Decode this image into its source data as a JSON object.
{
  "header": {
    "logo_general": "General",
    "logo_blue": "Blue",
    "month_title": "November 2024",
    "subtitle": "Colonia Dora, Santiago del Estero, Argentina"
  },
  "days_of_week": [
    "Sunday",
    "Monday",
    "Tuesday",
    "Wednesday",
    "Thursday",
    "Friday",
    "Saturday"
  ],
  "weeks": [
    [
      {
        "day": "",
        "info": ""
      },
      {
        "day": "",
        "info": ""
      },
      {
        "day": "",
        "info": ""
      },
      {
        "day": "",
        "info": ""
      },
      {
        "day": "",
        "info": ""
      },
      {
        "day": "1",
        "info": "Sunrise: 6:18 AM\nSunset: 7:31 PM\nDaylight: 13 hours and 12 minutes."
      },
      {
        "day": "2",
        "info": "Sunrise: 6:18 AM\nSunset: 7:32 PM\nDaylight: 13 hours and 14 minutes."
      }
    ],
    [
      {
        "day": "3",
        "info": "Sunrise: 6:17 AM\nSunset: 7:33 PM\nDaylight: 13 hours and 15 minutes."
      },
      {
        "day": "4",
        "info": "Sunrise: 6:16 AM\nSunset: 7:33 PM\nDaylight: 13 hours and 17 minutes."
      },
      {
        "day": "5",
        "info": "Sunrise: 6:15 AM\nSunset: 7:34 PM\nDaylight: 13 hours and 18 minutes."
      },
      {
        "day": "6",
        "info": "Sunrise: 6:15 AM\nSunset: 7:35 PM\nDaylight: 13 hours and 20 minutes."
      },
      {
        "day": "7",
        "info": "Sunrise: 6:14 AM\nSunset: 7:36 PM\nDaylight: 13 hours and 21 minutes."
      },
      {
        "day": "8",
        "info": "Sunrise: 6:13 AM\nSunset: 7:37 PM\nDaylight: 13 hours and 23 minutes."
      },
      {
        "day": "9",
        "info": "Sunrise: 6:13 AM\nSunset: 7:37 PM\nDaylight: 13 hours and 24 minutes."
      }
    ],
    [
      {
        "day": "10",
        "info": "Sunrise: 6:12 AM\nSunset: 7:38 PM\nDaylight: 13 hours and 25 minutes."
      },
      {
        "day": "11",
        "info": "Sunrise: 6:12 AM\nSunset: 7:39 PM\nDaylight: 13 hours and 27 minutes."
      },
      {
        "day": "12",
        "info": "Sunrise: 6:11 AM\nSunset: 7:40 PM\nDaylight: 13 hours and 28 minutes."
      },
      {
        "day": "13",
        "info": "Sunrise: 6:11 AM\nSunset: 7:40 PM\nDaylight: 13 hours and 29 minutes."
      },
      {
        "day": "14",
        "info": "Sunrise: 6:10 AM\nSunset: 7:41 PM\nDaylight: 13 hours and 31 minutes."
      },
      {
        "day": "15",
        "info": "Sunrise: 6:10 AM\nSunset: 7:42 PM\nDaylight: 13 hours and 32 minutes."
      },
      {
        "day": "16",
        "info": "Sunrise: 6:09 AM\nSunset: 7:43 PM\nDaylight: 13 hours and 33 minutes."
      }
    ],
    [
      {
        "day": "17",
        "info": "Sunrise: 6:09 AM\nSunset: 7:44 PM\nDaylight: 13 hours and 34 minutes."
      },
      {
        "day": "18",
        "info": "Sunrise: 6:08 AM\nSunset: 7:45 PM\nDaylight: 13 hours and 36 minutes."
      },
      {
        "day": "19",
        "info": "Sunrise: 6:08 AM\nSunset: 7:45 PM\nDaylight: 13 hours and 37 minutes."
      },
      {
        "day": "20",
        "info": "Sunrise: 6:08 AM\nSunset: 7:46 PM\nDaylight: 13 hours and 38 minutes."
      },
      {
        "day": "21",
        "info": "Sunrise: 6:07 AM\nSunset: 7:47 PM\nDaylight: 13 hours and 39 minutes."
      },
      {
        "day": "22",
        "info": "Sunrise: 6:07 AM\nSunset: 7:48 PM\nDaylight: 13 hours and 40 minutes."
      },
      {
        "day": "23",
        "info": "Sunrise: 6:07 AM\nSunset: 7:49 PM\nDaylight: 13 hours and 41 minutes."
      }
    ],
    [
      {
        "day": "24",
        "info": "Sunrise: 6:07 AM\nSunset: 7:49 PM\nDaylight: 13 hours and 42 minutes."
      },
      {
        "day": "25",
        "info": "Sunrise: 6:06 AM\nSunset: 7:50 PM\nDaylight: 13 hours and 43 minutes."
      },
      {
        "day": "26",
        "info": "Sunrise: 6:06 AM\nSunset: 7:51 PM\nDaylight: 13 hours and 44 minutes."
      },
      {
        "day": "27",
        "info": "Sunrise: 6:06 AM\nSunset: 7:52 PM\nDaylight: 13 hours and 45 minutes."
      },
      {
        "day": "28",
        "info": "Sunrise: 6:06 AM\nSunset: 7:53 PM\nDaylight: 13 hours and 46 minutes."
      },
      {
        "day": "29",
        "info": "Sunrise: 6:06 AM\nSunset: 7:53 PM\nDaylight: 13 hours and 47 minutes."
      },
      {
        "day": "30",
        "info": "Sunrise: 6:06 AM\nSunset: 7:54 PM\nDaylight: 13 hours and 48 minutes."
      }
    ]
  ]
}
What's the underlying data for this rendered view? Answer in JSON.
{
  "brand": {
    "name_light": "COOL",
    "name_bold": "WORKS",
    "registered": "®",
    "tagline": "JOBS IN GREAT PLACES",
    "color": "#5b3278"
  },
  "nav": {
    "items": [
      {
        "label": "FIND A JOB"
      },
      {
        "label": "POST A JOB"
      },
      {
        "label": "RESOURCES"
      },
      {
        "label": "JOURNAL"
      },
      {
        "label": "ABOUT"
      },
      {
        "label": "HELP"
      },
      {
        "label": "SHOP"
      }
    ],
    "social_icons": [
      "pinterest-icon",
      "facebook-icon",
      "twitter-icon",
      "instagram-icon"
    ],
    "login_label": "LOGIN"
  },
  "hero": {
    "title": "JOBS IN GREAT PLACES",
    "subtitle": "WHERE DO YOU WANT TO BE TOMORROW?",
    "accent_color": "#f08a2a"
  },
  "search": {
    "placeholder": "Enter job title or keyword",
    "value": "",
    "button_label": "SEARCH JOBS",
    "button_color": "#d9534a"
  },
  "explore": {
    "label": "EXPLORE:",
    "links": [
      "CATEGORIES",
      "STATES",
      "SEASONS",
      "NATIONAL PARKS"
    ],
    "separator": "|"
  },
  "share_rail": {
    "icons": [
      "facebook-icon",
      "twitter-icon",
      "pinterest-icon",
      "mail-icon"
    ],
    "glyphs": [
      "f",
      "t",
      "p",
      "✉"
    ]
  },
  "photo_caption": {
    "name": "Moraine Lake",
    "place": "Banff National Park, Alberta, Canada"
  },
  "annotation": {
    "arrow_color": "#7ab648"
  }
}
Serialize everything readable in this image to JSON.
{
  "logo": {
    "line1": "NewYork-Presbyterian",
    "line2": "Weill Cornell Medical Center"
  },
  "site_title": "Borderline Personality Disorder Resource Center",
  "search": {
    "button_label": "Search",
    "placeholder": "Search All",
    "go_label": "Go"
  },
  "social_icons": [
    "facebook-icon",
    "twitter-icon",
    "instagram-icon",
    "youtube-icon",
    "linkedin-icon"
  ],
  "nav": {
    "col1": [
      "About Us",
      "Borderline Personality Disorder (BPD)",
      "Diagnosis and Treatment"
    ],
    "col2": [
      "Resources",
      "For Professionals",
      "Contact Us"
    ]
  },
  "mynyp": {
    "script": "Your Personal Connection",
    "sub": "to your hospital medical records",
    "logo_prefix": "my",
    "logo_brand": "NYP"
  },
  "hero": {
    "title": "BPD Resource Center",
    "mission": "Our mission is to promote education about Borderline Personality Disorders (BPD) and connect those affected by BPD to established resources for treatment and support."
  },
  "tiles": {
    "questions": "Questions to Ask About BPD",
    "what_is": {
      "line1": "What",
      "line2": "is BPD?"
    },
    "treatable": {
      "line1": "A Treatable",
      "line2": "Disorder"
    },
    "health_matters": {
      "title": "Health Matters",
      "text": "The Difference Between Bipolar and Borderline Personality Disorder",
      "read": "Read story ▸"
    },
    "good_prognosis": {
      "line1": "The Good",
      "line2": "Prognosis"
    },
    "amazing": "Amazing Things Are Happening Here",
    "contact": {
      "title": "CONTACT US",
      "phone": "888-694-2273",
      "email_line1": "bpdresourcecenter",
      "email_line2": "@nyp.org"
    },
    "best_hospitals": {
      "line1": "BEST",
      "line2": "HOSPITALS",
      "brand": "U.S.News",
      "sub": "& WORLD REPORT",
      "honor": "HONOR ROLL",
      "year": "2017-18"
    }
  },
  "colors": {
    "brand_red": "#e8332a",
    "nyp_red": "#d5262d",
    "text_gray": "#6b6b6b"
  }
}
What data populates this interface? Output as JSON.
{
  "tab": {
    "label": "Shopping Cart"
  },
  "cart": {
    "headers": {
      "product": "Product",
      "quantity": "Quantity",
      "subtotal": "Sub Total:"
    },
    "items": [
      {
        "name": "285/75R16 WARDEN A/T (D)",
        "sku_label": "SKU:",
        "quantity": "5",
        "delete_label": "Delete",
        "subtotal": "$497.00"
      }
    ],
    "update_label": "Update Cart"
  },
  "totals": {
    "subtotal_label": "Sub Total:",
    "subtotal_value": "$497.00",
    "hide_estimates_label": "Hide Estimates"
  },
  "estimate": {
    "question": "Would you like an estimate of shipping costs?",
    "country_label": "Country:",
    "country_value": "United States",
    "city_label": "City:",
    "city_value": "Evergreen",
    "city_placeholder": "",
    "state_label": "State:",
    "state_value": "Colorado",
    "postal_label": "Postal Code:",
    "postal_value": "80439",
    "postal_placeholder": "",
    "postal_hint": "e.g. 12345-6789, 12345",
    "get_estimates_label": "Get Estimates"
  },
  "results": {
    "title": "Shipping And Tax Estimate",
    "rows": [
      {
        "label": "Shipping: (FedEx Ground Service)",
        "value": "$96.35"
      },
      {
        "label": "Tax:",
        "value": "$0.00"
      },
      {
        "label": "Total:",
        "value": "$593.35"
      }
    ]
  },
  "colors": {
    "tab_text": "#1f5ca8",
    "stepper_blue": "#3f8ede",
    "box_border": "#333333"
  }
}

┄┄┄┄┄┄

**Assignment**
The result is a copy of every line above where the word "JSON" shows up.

**Solution for this exercise**
Decode this image into its source data as a JSON object.
What's the underlying data for this rendered view? Answer in JSON.
Serialize everything readable in this image to JSON.
What data populates this interface? Output as JSON.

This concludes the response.